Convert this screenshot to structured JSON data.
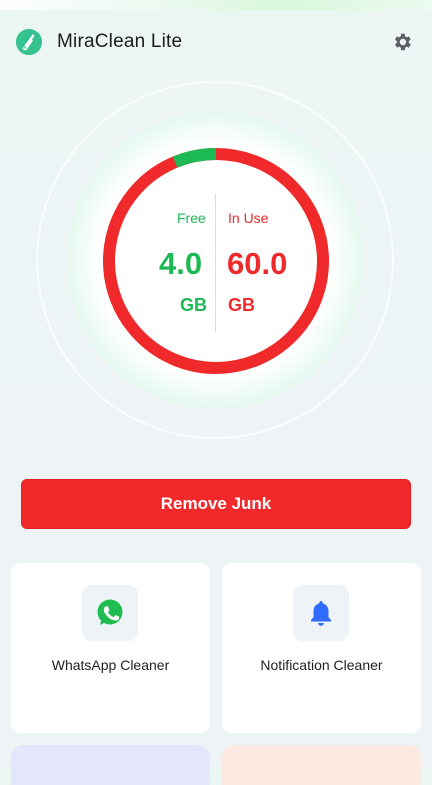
{
  "app": {
    "title": "MiraClean Lite",
    "logo_icon": "broom-icon",
    "settings_icon": "gear-icon"
  },
  "storage": {
    "free_label": "Free",
    "free_value": "4.0",
    "free_unit": "GB",
    "inuse_label": "In Use",
    "inuse_value": "60.0",
    "inuse_unit": "GB",
    "free_fraction": 0.0625,
    "colors": {
      "free": "#1db954",
      "in_use": "#f02a2b"
    }
  },
  "actions": {
    "remove_junk_label": "Remove Junk"
  },
  "cards": [
    {
      "label": "WhatsApp Cleaner",
      "icon": "whatsapp-icon"
    },
    {
      "label": "Notification Cleaner",
      "icon": "bell-icon"
    }
  ],
  "colors": {
    "accent_red": "#f1292b",
    "accent_green": "#1db954",
    "bell_blue": "#2f6bff"
  }
}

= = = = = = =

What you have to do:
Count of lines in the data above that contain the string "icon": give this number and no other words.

Exercise result:
4